Every year, the Northwestern University in Qatar conducts a survey titled “Media In The Middle East”. The future survey released this spring included a wide-ranging study of media industries in the MENA region including film, television, music, digital media, newspapers, advertising, and more.
The authors allege that “while MENA’s advertising industry is following the global advertising market in terms of its structure, it is several years behind in sophistication.” The paper alleges that while the MENA region has adopted the tech in itself, it has failed to recognize that its tactics have no place in a region that lacks the consumer behavior of the West it seeks to embody.
In order to achieve the sophistication required to truly execute on a marketing strategy, businesses in the region will need to come to terms with the following trends shaping the future of marketing:
Demographics are gradually losing their fitting in the brand strategy boardroom, with behavioristic and psychographic segmentation conquering discussions & persona maps. Companies need to recognize that in order to prevent commoditization of their brands, they will need to be active on the platforms their prospects are active on during the awareness and consideration phases of the customer decision journey. Companies will also need to invest resources in mapping out the web of journey’s undertaken by prospects in reaching the desired destination. This can mean anything from offline to online tracking, even investing in the Internet of Things.

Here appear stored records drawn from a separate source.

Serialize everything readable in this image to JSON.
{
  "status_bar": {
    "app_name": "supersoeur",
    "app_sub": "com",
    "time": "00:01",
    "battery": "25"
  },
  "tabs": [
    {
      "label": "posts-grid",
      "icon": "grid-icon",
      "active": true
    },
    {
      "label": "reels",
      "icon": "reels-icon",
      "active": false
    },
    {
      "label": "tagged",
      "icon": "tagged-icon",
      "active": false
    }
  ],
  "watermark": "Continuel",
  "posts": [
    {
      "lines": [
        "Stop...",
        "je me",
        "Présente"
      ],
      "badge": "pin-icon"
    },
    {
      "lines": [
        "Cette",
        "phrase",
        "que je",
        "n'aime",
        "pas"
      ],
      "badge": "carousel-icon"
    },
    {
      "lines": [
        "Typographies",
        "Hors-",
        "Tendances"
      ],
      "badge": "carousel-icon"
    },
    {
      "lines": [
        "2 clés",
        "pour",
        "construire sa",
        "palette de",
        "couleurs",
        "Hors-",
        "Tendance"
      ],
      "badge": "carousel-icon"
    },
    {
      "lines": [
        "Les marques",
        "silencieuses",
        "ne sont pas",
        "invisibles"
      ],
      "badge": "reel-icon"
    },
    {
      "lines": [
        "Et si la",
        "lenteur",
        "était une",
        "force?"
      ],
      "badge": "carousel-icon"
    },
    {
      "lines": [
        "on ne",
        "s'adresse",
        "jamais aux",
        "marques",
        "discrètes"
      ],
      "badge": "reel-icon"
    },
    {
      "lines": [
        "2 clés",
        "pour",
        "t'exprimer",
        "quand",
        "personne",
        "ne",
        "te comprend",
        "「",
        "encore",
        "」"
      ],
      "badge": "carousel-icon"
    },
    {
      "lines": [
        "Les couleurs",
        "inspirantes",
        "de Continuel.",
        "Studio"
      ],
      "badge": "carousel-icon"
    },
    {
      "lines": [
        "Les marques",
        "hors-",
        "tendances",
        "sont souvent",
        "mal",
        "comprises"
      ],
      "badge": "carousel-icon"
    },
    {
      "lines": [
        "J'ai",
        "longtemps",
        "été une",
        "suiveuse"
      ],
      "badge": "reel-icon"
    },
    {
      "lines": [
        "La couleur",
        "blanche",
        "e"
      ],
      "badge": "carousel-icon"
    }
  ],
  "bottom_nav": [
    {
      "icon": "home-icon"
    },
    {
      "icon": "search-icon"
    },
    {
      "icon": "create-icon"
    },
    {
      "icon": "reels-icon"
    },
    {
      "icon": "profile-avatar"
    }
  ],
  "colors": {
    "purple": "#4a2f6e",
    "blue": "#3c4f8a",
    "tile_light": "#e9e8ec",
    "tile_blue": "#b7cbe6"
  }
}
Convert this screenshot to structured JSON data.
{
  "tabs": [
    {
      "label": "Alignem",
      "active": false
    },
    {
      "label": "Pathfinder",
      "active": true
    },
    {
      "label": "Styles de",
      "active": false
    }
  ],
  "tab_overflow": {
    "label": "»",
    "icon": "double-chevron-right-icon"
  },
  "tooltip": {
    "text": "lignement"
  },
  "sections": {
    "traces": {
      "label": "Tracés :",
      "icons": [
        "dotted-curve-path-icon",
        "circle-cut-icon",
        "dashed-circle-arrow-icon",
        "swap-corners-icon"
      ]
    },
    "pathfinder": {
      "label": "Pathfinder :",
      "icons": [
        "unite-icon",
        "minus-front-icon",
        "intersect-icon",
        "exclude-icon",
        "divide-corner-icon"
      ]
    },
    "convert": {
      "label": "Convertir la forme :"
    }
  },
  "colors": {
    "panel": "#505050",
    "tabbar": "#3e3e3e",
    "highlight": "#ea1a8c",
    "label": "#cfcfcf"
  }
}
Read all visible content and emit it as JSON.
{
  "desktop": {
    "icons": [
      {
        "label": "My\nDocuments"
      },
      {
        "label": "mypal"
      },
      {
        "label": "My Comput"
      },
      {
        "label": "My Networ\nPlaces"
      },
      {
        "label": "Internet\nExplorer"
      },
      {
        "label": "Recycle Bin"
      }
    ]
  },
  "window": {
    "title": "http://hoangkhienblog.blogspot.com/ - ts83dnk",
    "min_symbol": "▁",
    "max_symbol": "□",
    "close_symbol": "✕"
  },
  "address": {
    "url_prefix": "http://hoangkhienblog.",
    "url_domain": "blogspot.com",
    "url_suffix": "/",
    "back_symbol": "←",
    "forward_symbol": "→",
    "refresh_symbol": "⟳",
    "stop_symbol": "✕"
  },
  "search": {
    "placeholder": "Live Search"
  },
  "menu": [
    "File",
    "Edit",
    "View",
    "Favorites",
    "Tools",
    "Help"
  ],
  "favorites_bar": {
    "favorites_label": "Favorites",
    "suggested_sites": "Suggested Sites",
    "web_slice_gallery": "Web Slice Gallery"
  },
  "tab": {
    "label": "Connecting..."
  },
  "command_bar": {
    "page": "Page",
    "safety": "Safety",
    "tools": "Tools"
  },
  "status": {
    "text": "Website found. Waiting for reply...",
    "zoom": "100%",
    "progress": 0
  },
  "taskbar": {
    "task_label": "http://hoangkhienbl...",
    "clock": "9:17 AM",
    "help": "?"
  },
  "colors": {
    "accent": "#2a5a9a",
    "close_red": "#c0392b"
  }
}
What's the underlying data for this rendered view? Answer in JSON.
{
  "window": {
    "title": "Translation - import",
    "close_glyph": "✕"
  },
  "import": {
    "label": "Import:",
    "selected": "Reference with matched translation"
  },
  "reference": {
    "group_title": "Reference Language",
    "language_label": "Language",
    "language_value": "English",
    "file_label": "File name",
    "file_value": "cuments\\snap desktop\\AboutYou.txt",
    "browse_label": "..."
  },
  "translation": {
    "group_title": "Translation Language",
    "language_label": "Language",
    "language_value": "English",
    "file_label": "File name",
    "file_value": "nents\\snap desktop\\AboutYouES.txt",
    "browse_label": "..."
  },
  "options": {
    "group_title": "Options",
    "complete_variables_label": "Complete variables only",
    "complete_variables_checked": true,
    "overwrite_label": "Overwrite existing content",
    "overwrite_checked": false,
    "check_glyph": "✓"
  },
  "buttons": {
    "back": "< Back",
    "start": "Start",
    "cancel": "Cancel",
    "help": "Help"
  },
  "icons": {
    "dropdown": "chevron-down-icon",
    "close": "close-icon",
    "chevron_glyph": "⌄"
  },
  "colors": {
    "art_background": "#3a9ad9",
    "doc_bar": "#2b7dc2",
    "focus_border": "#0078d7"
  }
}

Companies need to come to terms with their approach towards mobile marketing, testing to formats within the platform that will allow them to not just reach prospects, but do so in a manner that is unintrusive and real time within the micro-moments. Not only will mobile based search be a hot area to lead in, but so will mobile based messaging as a complimentary aspect of post-purchase communications.
There may have been a time when spilling oil into the sea and killing endangered marine life would have resulted in nothing more than a slap on the wrist by authorities and a day of outcry. Since social media, a rage of digital petitions has sprung up after every fiasco, pressuring authorities to take ruthless action against companies that threaten the fabric of society. Future companies will need to learn from their counterparts and speak to truth often, plan for the worst and be prepared to build communities around their mission beyond shareholders.
Thanks to C2, future companies like 800Flower.ae can market flowers, chocolates, cupcakes and more to segments such as “Married Men”, “Recently Married Men” and “Men About to Propose” – offering each not just the right number of product specific emails in accordance with standard purchasing practices but also offer each segment the value added services that personalize the delivery of the gifts as well. In the era of C2, there is no need for a one size fits all messaging model when segment customized messaging is not only contextual but helpful as well.
Future companies will need to invest in the marketing technology that will dashboard the attribution and role of their media spend in the customer journey. Scandals on Facebook’s fraud aside, the fact of the matter is those future companies are now much better off in measuring advertising effectiveness than they were years ago.
Future executives must come to terms with a simple truth, that clutter breaking messaging will always be memorable. Once accepted, they must also realize that digital is a tactic that extends the big idea that has already been deployed via offline mediums. The world will move digital strategy in-house and leave the execution to the agency. Everything must integrate and companies will have to plug in digital to gain the best grasp of purchasing decisions.
In a region where immigrants and expatriates often outnumber locals in droves, companies will need to recognize the need to personalize communications for its targeted segments. The motivation behind a search, attendance or purchase tend to vary exponentially across not just origin geographies but also cultures. This point is brilliantly elaborated in last month’s issue of the Harvard Business Review in an article titled “When New Products Should Make Customers Feel in Control”. Study after study highlighted in the article points to evidence that instead of aiming to alienate an audience with complexity, communications surrounding new products need to appear familiar enough to appeal an audience seeking to retain control. As an example, the Southeast Asian expatriates that make up the meat of the Middle East are classic examples of an audience that seek to retain control, predominantly because their means do not predicate the allowance for experimentation in the expenditure department. Insurance companies partnered with the likes of
Insurance companies partnered with the likes of Fitbit have been able to access an audience that not only takes care of itself but is possibly seeking an external source of assurance or reward for doing so. That’s where insurance companies swoop in, with the value-driven plans that reward a healthy lifestyle. Companies managed to reward a healthy lifestyle and sign on low-risk customer segments, while assured that the Fitbit community will continue to raise the bar.